[Data items]
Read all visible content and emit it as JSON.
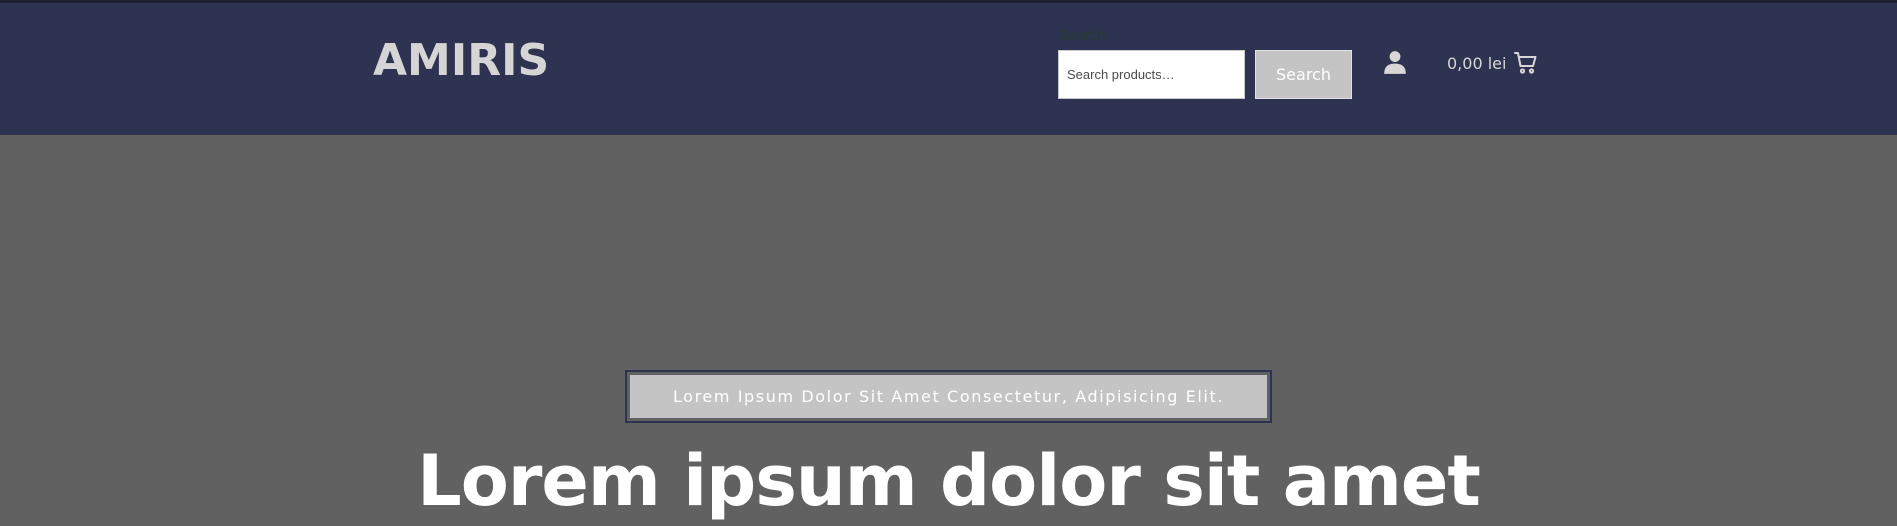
{
  "header": {
    "logo": "AMIRIS",
    "search": {
      "label": "Search",
      "placeholder": "Search products…",
      "value": "",
      "button_label": "Search"
    },
    "account_icon": "user-icon",
    "cart": {
      "amount": "0,00 lei",
      "icon": "cart-icon"
    }
  },
  "hero": {
    "tagline": "Lorem Ipsum Dolor Sit Amet Consectetur, Adipisicing Elit.",
    "title": "Lorem ipsum dolor sit amet"
  },
  "colors": {
    "header_bg": "#2d3350",
    "hero_bg": "#616161",
    "button_bg": "#c4c4c4"
  }
}
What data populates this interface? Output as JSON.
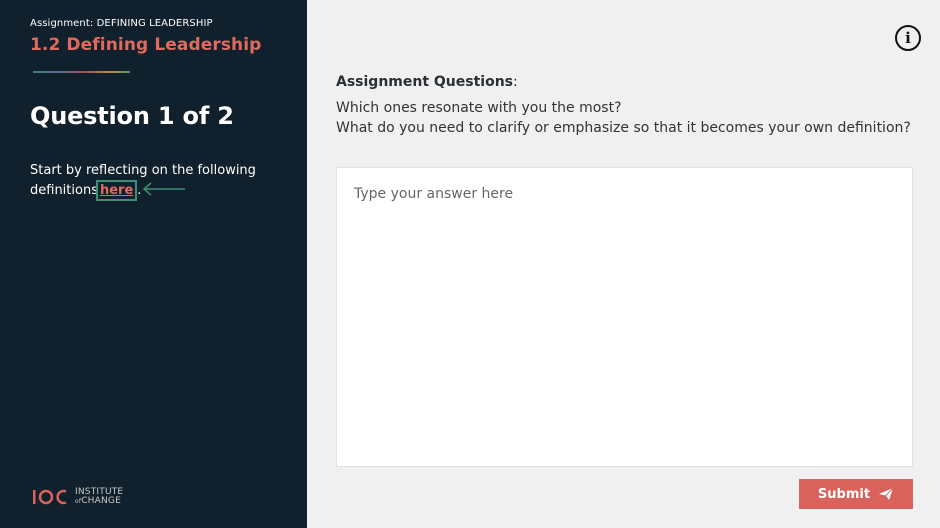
{
  "sidebar": {
    "kicker": "Assignment: DEFINING LEADERSHIP",
    "title": "1.2 Defining Leadership",
    "question_heading": "Question 1 of 2",
    "intro_text": "Start by reflecting on the following definitions",
    "link_text": "here",
    "intro_suffix": ".",
    "logo": {
      "mark": "IOC",
      "line1": "INSTITUTE",
      "line2_of": "of",
      "line2": "CHANGE"
    }
  },
  "main": {
    "section_label": "Assignment Questions",
    "section_colon": ":",
    "question_line1": "Which ones resonate with you the most?",
    "question_line2": "What do you need to clarify or emphasize so that it becomes your own definition?",
    "answer_placeholder": "Type your answer here",
    "answer_value": "",
    "submit_label": "Submit"
  },
  "icons": {
    "info": "info-icon",
    "arrow": "arrow-left-icon",
    "send": "send-icon"
  },
  "colors": {
    "sidebar_bg": "#10202c",
    "accent": "#e06a5e",
    "submit_bg": "#d9635c",
    "highlight_box": "#3f8f75",
    "main_bg": "#f0f0f0"
  }
}
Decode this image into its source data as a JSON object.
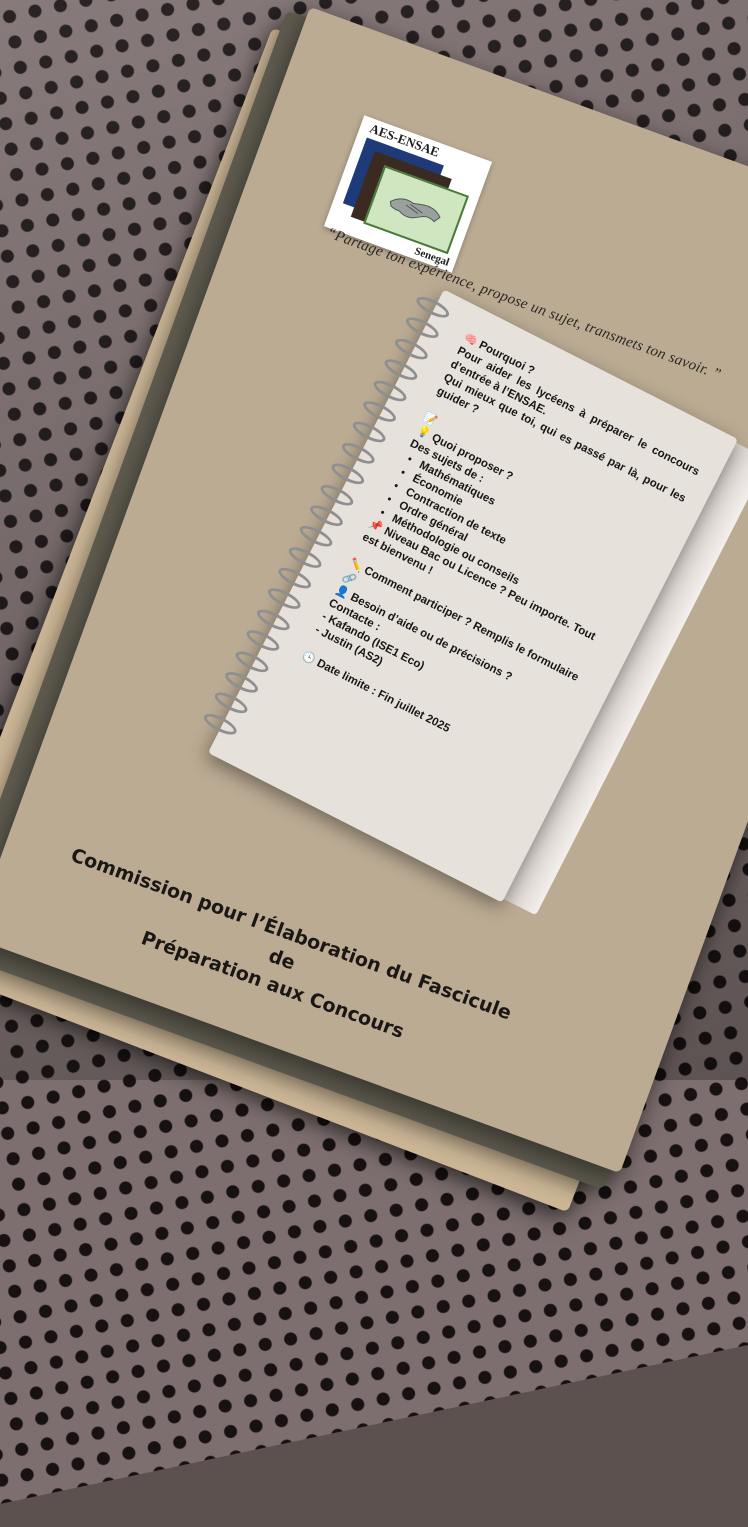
{
  "logo": {
    "top_text": "AES-ENSAE",
    "bottom_text": "Senegal"
  },
  "quote": "“Partage ton expérience, propose un sujet, transmets ton savoir. ”",
  "notebook": {
    "why_title": "Pourquoi ?",
    "why_text": "Pour aider les lycéens à préparer le concours d’entrée à l’ENSAE.",
    "why_text2": "Qui mieux que toi, qui es passé par là, pour les guider ?",
    "what_title": "Quoi proposer ?",
    "subjects_label": "Des sujets de :",
    "subjects": [
      "Mathématiques",
      "Économie",
      "Contraction de texte",
      "Ordre général",
      "Méthodologie ou conseils"
    ],
    "level_text": "Niveau Bac ou Licence ? Peu importe. Tout est bienvenu !",
    "participate_text": "Comment participer ? Remplis le formulaire",
    "help_text": "Besoin d’aide ou de précisions ?",
    "contact_label": "Contacte :",
    "contact_1": "- Kafando (ISE1 Eco)",
    "contact_2": "- Justin (AS2)",
    "deadline": "Date limite : Fin juillet 2025"
  },
  "commission": {
    "line1": "Commission pour l’Élaboration du Fascicule de",
    "line2": "Préparation aux Concours"
  },
  "icons": [
    "brain-icon",
    "clipboard-icon",
    "lightbulb-icon",
    "pin-icon",
    "pencil-icon",
    "person-icon",
    "link-icon",
    "clock-icon"
  ]
}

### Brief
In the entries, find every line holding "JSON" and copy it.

### Solution to the exercise
Read all visible content and emit it as JSON.
What data populates this interface? Output as JSON.
Decode this image into its source data as a JSON object.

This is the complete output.